→ DIRECTIONS FOR THIS TASK
The required result is every line of the records that includes "label".

*** Block opens ***

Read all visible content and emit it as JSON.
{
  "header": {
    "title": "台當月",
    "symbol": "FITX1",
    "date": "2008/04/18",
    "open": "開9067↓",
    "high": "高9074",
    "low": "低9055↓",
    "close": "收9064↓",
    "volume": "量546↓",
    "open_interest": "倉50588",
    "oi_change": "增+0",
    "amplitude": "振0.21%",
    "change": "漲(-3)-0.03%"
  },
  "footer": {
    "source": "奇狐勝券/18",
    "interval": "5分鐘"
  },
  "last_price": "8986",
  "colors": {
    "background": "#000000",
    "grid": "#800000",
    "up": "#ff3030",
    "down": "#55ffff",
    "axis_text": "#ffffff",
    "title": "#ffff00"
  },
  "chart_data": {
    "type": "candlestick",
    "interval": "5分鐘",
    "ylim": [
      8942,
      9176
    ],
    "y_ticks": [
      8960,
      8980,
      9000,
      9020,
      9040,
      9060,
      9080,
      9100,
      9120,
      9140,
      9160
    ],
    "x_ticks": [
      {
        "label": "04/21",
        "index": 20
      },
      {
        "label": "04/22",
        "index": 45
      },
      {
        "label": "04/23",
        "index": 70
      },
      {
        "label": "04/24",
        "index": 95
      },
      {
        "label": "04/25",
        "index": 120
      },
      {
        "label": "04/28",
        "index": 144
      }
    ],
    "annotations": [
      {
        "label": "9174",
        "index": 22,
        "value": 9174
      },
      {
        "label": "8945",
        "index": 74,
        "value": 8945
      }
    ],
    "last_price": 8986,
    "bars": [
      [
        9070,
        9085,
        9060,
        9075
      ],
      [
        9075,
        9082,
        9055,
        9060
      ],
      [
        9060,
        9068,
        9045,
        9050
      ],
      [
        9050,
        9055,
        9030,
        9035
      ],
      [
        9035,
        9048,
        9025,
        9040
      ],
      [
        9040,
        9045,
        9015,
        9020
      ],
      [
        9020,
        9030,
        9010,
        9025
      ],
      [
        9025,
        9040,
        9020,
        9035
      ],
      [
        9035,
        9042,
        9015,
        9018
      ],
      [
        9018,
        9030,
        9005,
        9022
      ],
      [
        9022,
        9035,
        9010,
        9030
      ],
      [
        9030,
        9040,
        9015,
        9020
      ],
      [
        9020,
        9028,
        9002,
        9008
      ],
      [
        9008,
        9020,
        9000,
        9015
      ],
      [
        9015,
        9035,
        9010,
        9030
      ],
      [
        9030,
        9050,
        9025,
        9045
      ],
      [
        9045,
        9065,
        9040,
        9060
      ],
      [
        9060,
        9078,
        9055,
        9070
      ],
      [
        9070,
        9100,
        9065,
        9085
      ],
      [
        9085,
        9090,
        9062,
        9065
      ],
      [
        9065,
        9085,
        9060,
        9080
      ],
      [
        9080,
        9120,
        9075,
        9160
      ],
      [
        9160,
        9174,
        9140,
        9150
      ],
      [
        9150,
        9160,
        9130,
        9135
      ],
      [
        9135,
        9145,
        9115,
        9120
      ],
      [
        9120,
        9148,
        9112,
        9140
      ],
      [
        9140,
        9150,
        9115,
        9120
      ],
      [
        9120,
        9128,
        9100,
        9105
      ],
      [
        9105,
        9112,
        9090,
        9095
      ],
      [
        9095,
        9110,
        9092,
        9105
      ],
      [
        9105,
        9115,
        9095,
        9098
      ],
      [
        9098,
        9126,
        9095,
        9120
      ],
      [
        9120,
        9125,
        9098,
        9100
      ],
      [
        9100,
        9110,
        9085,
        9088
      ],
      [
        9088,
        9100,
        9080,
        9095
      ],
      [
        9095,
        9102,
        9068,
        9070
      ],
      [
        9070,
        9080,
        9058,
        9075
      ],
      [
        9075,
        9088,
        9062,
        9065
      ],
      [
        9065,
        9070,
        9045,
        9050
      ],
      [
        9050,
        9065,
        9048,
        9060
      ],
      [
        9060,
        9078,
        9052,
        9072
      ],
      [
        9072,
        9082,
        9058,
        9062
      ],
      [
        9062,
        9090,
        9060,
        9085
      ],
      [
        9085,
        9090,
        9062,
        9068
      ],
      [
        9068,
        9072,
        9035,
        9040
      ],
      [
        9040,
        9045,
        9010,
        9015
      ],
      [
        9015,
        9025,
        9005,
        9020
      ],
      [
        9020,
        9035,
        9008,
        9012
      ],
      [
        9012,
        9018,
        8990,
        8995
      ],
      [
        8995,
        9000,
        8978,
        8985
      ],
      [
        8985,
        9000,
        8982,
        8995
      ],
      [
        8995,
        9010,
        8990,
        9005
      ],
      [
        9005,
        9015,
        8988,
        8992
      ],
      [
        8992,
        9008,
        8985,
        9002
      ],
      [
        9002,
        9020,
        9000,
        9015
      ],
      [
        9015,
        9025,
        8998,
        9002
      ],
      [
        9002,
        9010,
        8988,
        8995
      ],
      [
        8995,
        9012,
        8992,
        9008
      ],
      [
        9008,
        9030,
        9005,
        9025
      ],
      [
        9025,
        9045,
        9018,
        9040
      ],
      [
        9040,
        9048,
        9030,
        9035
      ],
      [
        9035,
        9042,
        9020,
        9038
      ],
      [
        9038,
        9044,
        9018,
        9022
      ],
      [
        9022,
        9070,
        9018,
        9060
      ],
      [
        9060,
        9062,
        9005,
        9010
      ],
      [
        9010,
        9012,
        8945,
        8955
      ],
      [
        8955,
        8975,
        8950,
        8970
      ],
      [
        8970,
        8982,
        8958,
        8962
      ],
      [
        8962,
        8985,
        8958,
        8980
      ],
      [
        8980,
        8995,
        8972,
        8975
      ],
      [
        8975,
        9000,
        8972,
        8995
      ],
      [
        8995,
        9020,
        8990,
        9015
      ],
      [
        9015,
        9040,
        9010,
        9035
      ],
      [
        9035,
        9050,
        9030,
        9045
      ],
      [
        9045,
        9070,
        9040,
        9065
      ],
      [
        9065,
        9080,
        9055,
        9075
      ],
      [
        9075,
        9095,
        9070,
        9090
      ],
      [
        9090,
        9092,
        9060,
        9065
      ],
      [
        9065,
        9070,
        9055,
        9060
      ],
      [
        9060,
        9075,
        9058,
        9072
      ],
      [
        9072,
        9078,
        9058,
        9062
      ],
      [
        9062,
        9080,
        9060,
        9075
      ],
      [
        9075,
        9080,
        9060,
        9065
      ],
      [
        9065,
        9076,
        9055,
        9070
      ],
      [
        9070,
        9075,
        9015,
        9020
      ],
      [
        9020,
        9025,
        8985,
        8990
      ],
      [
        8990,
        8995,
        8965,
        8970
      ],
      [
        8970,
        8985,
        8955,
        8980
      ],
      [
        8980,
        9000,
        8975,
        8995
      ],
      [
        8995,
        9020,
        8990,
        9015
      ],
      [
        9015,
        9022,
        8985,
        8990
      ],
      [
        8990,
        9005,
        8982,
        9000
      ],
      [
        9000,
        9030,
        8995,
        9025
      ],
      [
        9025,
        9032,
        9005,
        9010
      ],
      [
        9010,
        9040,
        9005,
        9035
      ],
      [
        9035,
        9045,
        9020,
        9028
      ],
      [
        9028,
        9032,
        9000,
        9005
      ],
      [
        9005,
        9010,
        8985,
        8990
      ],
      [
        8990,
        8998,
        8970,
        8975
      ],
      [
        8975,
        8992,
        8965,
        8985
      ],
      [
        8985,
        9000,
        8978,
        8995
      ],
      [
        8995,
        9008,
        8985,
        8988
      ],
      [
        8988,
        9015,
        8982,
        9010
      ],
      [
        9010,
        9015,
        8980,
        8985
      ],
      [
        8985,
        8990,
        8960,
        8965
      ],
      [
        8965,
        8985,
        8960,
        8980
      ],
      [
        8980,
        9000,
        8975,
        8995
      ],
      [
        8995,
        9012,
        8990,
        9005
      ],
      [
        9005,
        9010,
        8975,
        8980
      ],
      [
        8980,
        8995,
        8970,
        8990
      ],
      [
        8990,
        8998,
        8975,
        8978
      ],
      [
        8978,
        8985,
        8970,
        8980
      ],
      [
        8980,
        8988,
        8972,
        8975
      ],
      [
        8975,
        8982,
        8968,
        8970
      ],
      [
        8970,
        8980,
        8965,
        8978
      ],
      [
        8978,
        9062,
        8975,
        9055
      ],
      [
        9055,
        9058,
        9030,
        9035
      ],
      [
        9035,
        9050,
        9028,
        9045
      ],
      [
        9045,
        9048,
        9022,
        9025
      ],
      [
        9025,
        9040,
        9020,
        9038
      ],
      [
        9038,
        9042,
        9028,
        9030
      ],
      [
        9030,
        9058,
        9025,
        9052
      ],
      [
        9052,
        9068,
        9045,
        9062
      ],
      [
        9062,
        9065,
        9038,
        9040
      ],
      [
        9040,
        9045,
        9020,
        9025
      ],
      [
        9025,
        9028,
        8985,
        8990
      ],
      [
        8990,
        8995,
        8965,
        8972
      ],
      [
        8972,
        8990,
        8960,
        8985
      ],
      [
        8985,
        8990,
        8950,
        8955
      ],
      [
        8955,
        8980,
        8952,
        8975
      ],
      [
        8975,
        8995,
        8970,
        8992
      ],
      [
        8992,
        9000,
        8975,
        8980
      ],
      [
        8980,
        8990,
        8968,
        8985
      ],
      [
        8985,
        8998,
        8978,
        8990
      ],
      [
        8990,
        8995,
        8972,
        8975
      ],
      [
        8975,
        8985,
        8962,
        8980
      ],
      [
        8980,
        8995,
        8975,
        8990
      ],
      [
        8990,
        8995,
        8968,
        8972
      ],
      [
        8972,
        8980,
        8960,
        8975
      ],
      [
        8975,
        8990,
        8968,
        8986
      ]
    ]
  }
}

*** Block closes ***

→ ANSWER TO THIS TASK
        "label": "04/21",
        "label": "04/22",
        "label": "04/23",
        "label": "04/24",
        "label": "04/25",
        "label": "04/28",
        "label": "9174",
        "label": "8945",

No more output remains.